Write out each line of the entries below that holds the word "localhost".

+++ Data provided +++

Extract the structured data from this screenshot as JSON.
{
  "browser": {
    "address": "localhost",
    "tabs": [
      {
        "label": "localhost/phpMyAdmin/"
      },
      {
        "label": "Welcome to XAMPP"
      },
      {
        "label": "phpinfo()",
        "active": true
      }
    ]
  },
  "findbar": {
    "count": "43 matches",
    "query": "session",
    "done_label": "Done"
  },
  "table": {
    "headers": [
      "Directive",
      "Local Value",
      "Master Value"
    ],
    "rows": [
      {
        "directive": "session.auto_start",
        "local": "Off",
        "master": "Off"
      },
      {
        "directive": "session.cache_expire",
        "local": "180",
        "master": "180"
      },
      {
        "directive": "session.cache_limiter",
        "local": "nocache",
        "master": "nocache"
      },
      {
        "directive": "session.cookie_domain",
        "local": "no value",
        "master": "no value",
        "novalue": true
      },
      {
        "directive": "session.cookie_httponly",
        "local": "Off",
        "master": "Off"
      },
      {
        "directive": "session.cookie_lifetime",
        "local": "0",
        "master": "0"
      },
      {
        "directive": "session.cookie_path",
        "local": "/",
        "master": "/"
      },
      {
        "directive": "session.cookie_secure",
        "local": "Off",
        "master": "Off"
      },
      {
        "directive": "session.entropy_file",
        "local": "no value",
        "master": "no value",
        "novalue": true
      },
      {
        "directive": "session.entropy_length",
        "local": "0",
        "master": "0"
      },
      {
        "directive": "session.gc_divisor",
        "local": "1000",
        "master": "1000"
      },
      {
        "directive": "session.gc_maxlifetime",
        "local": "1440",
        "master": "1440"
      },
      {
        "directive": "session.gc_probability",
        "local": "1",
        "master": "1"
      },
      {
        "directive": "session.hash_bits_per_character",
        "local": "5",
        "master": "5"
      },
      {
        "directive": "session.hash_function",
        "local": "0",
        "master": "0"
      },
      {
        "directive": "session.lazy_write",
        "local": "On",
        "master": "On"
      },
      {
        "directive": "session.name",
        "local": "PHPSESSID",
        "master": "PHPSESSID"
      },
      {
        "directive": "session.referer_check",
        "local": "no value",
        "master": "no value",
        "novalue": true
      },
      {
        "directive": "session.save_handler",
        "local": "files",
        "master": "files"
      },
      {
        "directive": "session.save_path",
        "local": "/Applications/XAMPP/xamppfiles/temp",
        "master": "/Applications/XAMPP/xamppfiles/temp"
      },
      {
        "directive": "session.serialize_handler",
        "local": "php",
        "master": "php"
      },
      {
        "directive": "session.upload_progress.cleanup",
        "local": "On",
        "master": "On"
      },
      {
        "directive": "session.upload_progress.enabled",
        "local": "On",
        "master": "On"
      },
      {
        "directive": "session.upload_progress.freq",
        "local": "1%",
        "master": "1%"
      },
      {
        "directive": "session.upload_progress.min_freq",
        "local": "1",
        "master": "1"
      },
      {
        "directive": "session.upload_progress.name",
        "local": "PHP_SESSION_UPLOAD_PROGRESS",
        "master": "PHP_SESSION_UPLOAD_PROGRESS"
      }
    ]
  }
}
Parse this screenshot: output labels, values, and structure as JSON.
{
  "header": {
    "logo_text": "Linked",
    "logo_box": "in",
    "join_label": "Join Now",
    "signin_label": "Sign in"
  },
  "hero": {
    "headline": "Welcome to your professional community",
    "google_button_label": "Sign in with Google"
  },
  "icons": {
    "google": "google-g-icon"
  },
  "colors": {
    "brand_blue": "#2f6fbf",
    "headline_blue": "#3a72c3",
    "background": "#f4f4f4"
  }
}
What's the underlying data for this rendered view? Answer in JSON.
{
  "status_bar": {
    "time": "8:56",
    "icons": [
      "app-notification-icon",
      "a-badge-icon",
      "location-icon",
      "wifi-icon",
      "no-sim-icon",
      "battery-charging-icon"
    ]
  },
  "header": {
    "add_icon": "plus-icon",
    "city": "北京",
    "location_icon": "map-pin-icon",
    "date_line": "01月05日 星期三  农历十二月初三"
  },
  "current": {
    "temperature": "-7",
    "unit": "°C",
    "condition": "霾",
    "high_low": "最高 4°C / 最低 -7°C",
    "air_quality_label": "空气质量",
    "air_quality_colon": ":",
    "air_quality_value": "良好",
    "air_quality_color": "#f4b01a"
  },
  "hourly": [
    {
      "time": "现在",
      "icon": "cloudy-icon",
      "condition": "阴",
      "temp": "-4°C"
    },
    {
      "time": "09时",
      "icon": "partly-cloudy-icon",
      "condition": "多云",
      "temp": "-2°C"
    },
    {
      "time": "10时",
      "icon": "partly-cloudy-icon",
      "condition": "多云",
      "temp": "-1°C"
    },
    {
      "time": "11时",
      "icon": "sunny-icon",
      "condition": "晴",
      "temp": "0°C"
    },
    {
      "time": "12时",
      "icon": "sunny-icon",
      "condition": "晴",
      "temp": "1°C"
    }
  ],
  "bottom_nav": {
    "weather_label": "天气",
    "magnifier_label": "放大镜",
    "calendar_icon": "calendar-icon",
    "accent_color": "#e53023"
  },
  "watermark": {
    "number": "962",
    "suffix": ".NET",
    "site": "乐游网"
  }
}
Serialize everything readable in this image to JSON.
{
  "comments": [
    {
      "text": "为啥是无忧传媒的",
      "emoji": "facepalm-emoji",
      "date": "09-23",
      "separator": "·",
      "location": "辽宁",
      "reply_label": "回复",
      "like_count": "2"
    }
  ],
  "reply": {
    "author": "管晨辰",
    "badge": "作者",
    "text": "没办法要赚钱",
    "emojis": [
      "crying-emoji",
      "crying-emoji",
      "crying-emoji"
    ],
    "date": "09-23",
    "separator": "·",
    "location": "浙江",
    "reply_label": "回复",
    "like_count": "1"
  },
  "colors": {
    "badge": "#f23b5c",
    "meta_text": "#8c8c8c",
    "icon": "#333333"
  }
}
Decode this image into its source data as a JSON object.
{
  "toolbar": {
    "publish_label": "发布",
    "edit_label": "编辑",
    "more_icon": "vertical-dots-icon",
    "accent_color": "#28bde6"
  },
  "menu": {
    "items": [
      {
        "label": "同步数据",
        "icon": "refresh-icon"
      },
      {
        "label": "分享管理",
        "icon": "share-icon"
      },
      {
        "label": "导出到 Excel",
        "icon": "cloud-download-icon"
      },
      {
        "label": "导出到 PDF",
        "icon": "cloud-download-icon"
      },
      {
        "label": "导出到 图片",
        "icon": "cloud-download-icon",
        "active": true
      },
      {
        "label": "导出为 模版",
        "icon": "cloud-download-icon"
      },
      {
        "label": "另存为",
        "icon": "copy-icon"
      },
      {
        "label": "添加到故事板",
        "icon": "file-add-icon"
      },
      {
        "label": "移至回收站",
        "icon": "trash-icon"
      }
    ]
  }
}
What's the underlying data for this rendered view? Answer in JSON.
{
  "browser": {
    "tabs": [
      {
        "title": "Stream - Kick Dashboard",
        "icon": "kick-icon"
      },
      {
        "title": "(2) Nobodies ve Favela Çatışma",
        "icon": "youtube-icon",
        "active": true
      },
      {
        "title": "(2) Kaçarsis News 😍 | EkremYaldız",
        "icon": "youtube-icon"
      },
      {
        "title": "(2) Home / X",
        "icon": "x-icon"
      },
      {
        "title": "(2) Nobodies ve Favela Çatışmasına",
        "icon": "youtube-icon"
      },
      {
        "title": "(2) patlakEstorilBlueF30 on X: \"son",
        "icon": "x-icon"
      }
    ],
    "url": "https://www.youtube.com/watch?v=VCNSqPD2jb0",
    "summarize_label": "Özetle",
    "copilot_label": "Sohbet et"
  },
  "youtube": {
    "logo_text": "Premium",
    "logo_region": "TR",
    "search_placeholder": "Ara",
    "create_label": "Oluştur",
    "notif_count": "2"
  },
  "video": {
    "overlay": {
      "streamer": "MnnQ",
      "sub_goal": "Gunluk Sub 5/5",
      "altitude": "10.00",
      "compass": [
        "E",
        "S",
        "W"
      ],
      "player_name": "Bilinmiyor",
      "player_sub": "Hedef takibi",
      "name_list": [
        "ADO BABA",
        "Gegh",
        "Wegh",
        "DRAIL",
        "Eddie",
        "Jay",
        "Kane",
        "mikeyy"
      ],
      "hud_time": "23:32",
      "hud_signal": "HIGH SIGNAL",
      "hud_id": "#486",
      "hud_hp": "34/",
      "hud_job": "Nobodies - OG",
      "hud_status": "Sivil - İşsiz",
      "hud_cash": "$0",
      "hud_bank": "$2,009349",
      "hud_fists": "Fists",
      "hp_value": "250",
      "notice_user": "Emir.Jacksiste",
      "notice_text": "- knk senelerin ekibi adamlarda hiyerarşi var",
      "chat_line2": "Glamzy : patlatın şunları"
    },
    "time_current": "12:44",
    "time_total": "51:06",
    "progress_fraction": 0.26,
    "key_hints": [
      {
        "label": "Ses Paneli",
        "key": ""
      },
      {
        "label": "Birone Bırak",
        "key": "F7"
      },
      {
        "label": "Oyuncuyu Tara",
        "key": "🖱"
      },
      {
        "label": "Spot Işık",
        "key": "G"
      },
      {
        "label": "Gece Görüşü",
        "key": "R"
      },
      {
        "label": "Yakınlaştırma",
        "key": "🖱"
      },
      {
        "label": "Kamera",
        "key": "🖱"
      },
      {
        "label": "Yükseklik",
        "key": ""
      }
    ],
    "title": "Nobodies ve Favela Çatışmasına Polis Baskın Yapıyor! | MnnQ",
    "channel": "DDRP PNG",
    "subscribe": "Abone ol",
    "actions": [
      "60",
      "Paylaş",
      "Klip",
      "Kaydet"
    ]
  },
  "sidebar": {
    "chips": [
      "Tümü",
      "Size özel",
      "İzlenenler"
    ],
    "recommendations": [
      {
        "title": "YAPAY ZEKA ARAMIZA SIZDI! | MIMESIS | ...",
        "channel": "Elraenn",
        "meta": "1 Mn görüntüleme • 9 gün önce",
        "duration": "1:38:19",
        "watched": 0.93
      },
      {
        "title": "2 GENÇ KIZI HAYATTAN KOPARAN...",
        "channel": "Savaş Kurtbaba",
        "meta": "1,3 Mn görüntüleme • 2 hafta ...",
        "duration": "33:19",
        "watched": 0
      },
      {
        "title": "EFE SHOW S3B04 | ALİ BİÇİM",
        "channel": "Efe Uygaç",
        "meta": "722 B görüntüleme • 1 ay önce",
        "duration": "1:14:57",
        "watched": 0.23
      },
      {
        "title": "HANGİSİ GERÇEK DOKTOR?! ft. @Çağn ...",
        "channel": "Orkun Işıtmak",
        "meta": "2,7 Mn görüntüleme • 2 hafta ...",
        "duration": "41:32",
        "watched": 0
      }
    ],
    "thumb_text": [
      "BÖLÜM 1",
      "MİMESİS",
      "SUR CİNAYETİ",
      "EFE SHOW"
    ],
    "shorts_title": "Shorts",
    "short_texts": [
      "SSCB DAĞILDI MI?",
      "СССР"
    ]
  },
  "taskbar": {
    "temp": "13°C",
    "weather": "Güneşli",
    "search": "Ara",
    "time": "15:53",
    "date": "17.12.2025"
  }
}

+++

## The answer
    "address": "localhost",
        "label": "localhost/phpMyAdmin/"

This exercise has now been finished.